■ TASK TO CARRY OUT
Look through the listing below, and wherever a line has the string "this", copy it.

■ DATA SUPPLIED
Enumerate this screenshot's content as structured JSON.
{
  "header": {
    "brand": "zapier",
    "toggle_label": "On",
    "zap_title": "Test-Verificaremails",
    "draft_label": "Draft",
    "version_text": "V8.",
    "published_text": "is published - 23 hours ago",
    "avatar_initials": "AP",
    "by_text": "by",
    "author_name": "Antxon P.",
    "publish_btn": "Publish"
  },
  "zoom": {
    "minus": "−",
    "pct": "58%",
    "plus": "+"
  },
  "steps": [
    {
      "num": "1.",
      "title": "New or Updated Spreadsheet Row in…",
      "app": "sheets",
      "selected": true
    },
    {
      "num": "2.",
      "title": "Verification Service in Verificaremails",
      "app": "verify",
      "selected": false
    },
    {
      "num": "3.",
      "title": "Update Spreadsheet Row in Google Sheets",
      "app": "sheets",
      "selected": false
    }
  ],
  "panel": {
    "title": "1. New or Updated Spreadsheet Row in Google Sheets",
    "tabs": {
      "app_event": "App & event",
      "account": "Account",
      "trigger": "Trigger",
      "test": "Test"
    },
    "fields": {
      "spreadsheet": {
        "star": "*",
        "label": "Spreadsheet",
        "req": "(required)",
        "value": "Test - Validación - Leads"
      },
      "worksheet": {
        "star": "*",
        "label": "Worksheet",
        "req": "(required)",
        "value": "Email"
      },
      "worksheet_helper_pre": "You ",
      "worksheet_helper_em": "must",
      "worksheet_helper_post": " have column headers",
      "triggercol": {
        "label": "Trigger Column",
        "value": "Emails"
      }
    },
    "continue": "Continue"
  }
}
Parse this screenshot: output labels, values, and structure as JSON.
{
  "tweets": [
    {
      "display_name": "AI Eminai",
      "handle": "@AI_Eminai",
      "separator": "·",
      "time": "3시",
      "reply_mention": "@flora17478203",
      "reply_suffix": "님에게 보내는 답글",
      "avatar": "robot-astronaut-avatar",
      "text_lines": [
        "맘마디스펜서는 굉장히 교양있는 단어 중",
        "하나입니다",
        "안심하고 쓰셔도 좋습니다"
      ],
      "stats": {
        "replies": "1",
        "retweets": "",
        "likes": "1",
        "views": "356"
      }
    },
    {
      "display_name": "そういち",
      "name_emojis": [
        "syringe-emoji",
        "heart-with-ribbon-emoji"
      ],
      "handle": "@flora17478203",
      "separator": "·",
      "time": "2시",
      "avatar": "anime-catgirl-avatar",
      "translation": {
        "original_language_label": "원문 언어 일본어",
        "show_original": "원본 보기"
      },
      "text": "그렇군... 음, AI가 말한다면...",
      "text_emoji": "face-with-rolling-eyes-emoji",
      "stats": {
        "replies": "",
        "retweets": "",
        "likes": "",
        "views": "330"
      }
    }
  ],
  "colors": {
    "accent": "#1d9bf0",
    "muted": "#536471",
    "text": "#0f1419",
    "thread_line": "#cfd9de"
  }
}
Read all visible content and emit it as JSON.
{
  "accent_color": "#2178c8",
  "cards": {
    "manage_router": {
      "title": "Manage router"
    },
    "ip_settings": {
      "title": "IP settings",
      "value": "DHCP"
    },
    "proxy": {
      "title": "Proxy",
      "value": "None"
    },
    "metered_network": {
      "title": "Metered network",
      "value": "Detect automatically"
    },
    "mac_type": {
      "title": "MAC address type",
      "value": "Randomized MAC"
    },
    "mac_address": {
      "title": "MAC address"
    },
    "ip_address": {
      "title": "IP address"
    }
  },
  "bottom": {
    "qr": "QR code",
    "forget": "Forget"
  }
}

■ WRITTEN RESPONSE
Enumerate this screenshot's content as structured JSON.
Parse this screenshot: output labels, values, and structure as JSON.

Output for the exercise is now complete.